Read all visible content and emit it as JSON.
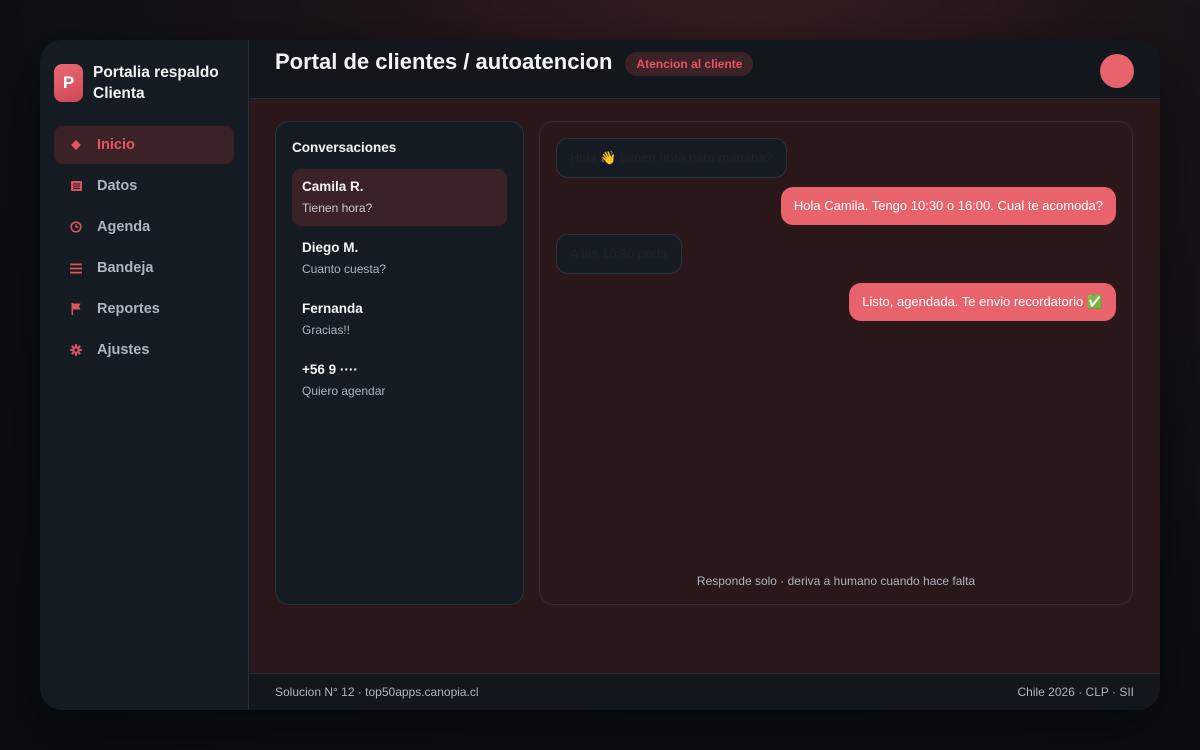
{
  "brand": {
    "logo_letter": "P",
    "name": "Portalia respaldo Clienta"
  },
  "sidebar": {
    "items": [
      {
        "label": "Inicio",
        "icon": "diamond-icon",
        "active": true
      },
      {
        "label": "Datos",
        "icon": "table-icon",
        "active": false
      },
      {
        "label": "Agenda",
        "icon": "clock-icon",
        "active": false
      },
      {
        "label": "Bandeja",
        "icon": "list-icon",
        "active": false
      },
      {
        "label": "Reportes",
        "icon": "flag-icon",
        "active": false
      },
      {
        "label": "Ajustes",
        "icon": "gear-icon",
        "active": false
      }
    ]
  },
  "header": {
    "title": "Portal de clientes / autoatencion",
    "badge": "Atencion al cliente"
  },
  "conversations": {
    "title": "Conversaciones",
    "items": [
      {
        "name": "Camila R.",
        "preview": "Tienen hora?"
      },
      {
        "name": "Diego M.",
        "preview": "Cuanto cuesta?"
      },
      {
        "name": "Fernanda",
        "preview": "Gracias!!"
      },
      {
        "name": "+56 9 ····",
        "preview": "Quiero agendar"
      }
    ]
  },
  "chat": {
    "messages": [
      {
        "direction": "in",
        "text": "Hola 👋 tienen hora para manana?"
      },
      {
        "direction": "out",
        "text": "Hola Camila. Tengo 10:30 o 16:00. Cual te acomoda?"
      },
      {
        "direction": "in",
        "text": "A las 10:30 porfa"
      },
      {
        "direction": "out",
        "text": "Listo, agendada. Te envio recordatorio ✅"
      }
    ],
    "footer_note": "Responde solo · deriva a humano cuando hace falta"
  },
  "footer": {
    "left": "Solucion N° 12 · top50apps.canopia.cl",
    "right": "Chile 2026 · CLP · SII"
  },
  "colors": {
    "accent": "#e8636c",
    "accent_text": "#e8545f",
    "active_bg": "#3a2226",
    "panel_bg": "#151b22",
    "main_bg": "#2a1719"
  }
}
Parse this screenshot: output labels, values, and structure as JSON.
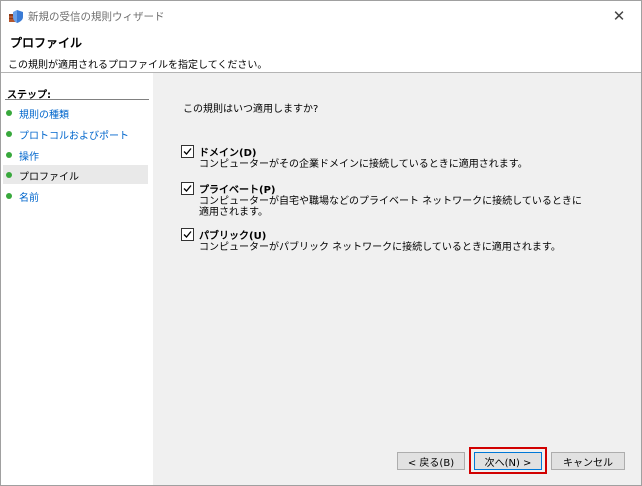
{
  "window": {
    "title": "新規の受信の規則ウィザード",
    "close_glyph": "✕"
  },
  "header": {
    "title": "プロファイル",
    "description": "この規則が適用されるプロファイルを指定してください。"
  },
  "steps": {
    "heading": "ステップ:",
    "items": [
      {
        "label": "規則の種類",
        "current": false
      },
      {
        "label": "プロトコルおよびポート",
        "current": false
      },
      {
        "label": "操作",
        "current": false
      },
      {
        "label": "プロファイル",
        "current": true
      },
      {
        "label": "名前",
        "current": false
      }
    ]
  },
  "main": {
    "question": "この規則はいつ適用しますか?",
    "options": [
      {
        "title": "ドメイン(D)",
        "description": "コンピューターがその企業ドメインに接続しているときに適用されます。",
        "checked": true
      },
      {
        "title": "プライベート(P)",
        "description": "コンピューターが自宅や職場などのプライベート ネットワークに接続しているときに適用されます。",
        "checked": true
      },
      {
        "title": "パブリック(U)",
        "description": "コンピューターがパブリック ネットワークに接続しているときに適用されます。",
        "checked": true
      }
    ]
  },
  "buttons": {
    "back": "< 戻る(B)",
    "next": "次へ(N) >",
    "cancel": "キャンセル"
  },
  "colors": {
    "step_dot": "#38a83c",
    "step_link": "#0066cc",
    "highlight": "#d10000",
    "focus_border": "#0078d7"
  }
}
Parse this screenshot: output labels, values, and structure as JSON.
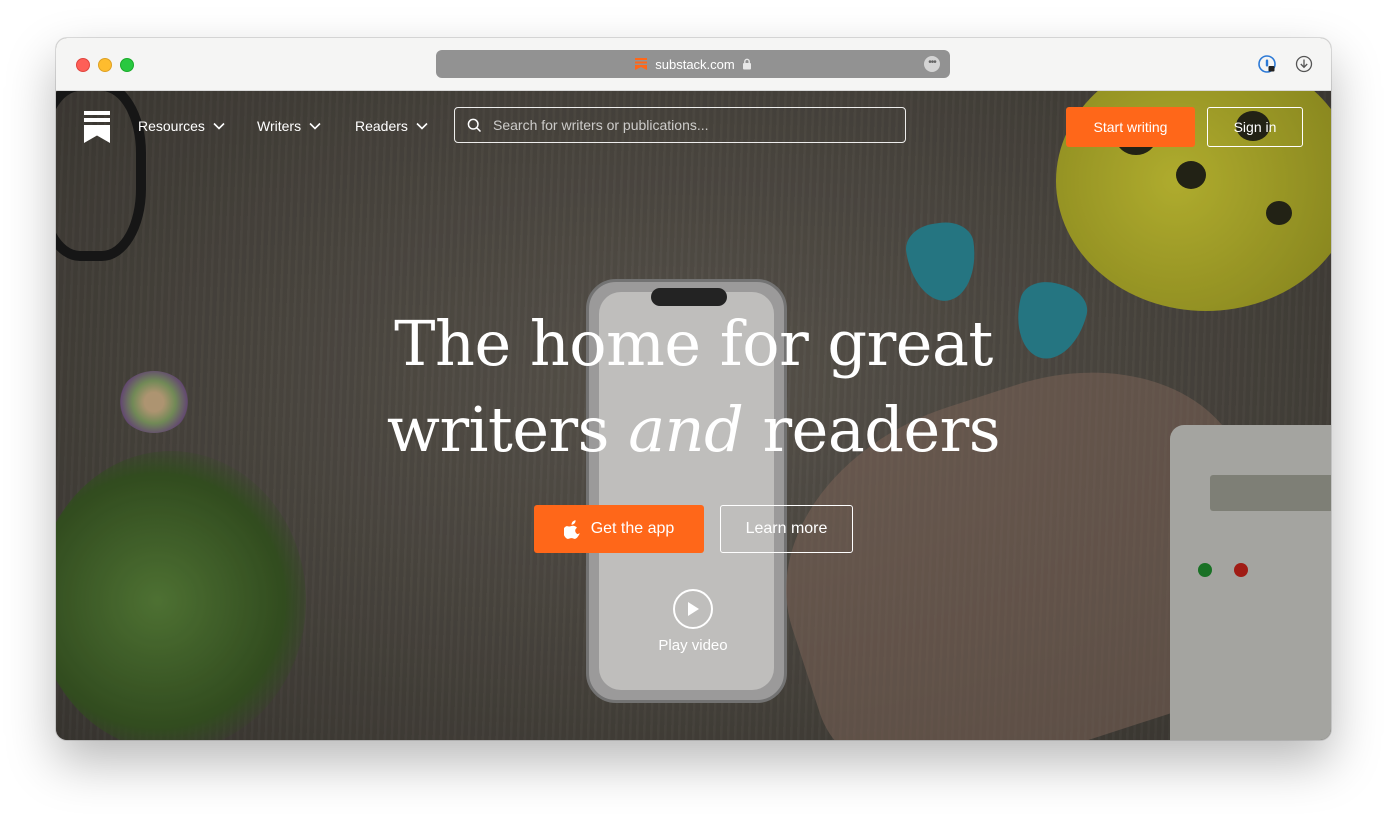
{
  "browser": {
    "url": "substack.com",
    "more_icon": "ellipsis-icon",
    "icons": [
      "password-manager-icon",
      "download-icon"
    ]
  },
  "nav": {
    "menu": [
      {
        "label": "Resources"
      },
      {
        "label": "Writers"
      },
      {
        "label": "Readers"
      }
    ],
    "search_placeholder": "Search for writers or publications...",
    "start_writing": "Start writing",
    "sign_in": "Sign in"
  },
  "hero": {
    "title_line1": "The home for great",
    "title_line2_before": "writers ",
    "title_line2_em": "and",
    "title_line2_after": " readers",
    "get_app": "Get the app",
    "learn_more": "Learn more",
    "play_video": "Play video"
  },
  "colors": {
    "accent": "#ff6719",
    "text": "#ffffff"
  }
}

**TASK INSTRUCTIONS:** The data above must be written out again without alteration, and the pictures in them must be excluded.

**REPLY:**
Read all visible content and emit it as JSON.
{
  "brand": {
    "logo_letter": "P",
    "name": "Portalia respaldo Clienta"
  },
  "sidebar": {
    "items": [
      {
        "label": "Inicio",
        "icon": "diamond-icon",
        "active": true
      },
      {
        "label": "Datos",
        "icon": "table-icon",
        "active": false
      },
      {
        "label": "Agenda",
        "icon": "clock-icon",
        "active": false
      },
      {
        "label": "Bandeja",
        "icon": "list-icon",
        "active": false
      },
      {
        "label": "Reportes",
        "icon": "flag-icon",
        "active": false
      },
      {
        "label": "Ajustes",
        "icon": "gear-icon",
        "active": false
      }
    ]
  },
  "header": {
    "title": "Portal de clientes / autoatencion",
    "badge": "Atencion al cliente"
  },
  "conversations": {
    "title": "Conversaciones",
    "items": [
      {
        "name": "Camila R.",
        "preview": "Tienen hora?"
      },
      {
        "name": "Diego M.",
        "preview": "Cuanto cuesta?"
      },
      {
        "name": "Fernanda",
        "preview": "Gracias!!"
      },
      {
        "name": "+56 9 ····",
        "preview": "Quiero agendar"
      }
    ]
  },
  "chat": {
    "messages": [
      {
        "direction": "in",
        "text": "Hola 👋 tienen hora para manana?"
      },
      {
        "direction": "out",
        "text": "Hola Camila. Tengo 10:30 o 16:00. Cual te acomoda?"
      },
      {
        "direction": "in",
        "text": "A las 10:30 porfa"
      },
      {
        "direction": "out",
        "text": "Listo, agendada. Te envio recordatorio ✅"
      }
    ],
    "footer_note": "Responde solo · deriva a humano cuando hace falta"
  },
  "footer": {
    "left": "Solucion N° 12 · top50apps.canopia.cl",
    "right": "Chile 2026 · CLP · SII"
  },
  "colors": {
    "accent": "#e8636c",
    "accent_text": "#e8545f",
    "active_bg": "#3a2226",
    "panel_bg": "#151b22",
    "main_bg": "#2a1719"
  }
}
Parse this screenshot: output labels, values, and structure as JSON.
{
  "window": {
    "title": "新規の受信の規則ウィザード",
    "close_glyph": "✕"
  },
  "header": {
    "title": "プロファイル",
    "description": "この規則が適用されるプロファイルを指定してください。"
  },
  "steps": {
    "heading": "ステップ:",
    "items": [
      {
        "label": "規則の種類",
        "current": false
      },
      {
        "label": "プロトコルおよびポート",
        "current": false
      },
      {
        "label": "操作",
        "current": false
      },
      {
        "label": "プロファイル",
        "current": true
      },
      {
        "label": "名前",
        "current": false
      }
    ]
  },
  "main": {
    "question": "この規則はいつ適用しますか?",
    "options": [
      {
        "title": "ドメイン(D)",
        "description": "コンピューターがその企業ドメインに接続しているときに適用されます。",
        "checked": true
      },
      {
        "title": "プライベート(P)",
        "description": "コンピューターが自宅や職場などのプライベート ネットワークに接続しているときに適用されます。",
        "checked": true
      },
      {
        "title": "パブリック(U)",
        "description": "コンピューターがパブリック ネットワークに接続しているときに適用されます。",
        "checked": true
      }
    ]
  },
  "buttons": {
    "back": "< 戻る(B)",
    "next": "次へ(N) >",
    "cancel": "キャンセル"
  },
  "colors": {
    "step_dot": "#38a83c",
    "step_link": "#0066cc",
    "highlight": "#d10000",
    "focus_border": "#0078d7"
  }
}
Parse this screenshot: output labels, values, and structure as JSON.
{
  "browser": {
    "url": "substack.com",
    "more_icon": "ellipsis-icon",
    "icons": [
      "password-manager-icon",
      "download-icon"
    ]
  },
  "nav": {
    "menu": [
      {
        "label": "Resources"
      },
      {
        "label": "Writers"
      },
      {
        "label": "Readers"
      }
    ],
    "search_placeholder": "Search for writers or publications...",
    "start_writing": "Start writing",
    "sign_in": "Sign in"
  },
  "hero": {
    "title_line1": "The home for great",
    "title_line2_before": "writers ",
    "title_line2_em": "and",
    "title_line2_after": " readers",
    "get_app": "Get the app",
    "learn_more": "Learn more",
    "play_video": "Play video"
  },
  "colors": {
    "accent": "#ff6719",
    "text": "#ffffff"
  }
}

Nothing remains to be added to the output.